- **AIM OF THE TASK**
Can you pull out each line of the data below that includes the word "Owner"?

- **PROVIDED INFORMATION**

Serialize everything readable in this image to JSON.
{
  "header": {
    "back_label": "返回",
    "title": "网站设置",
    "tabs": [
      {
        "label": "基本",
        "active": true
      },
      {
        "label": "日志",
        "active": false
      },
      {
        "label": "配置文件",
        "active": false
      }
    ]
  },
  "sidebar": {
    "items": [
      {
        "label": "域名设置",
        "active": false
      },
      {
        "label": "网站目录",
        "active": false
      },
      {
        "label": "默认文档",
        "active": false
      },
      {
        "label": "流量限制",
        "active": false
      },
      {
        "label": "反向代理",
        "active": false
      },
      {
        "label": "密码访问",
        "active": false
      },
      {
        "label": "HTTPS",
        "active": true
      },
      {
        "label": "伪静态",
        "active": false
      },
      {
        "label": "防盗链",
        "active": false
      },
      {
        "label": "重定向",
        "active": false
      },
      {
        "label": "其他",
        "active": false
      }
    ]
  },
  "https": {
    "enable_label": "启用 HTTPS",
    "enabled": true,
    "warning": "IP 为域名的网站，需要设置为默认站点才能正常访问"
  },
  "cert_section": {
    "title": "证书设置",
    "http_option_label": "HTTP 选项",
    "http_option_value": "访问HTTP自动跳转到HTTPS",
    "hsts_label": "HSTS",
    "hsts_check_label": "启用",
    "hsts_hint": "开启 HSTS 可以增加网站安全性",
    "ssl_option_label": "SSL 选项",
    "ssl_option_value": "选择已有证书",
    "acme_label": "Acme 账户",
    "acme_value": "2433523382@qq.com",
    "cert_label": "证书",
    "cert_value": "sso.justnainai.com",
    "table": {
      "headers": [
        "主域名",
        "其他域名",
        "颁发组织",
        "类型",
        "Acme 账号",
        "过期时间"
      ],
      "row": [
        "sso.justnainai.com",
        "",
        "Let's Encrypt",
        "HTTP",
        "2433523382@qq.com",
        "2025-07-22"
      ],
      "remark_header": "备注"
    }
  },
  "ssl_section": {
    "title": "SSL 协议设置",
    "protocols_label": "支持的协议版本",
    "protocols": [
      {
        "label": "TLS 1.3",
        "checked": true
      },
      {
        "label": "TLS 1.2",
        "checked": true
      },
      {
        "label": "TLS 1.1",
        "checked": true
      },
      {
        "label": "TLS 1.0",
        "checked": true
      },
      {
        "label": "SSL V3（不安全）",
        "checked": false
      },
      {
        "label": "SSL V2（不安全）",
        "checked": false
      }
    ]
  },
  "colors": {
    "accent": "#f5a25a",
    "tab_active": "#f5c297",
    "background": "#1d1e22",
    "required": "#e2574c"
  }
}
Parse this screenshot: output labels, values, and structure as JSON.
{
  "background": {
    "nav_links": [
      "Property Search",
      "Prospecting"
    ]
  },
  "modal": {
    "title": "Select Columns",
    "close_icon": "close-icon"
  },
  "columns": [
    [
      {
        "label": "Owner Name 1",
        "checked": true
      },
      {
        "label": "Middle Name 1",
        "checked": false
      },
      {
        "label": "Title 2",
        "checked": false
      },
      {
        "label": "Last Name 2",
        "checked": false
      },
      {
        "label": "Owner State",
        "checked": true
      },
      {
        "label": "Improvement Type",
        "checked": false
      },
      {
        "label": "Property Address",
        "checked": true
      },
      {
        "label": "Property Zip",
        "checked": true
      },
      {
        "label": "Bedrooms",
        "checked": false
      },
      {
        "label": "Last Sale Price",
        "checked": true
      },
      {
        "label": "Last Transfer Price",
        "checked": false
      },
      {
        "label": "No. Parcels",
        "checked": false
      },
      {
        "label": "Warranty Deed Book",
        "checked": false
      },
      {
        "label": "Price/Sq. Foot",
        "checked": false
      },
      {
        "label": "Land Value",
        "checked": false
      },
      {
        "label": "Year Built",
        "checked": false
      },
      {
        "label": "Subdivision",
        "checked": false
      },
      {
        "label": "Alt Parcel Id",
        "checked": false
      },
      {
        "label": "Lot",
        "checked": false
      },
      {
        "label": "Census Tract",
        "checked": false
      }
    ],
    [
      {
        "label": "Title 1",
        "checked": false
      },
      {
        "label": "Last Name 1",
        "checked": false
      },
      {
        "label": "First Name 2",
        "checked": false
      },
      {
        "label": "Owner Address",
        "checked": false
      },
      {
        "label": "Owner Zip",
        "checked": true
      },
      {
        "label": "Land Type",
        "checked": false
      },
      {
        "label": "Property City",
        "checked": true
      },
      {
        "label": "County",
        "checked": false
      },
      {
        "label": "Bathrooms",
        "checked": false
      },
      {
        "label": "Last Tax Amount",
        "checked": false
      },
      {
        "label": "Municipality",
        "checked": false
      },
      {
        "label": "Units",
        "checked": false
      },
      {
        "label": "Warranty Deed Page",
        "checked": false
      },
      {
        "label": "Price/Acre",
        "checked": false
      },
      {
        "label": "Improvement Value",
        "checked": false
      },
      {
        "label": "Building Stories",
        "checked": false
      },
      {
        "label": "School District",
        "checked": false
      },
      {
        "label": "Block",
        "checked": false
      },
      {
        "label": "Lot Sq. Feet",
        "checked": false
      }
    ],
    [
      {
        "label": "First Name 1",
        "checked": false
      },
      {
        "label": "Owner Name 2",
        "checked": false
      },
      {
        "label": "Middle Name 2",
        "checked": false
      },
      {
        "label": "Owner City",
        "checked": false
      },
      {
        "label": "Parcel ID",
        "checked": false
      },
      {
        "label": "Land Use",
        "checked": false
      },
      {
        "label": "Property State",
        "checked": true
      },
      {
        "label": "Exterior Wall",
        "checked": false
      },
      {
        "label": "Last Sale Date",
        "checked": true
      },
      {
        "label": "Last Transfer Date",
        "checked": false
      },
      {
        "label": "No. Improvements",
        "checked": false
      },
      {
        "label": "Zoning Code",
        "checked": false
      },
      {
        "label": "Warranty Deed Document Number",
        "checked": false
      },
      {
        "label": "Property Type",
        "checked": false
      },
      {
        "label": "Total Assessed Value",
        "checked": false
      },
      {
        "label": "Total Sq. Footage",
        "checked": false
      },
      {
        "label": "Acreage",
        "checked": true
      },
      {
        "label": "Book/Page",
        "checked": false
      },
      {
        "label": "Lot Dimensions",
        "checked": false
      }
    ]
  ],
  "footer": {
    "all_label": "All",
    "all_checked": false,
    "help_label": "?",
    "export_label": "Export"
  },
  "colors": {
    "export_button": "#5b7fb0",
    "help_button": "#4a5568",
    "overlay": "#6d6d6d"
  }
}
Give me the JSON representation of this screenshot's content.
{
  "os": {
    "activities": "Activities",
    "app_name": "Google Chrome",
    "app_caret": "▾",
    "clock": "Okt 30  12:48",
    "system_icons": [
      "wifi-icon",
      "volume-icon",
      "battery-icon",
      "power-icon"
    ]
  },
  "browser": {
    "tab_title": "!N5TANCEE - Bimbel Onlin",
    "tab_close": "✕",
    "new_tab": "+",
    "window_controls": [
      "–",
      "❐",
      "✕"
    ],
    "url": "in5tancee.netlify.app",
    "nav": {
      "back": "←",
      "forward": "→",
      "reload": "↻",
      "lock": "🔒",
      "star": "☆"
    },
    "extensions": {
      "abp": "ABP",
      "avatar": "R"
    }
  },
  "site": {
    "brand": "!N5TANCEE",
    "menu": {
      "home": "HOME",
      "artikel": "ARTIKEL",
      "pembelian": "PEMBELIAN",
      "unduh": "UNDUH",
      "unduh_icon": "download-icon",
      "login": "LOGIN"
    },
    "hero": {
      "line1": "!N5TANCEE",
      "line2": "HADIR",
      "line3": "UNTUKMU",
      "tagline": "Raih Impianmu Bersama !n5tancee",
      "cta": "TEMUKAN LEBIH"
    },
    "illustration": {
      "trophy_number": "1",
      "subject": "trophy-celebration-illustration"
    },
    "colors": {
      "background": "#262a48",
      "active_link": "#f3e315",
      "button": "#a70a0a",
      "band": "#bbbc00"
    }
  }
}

- **RESULT BELOW**
        "label": "Owner Name 1",
        "label": "Owner State",
        "label": "Owner Address",
        "label": "Owner Zip",
        "label": "Owner Name 2",
        "label": "Owner City",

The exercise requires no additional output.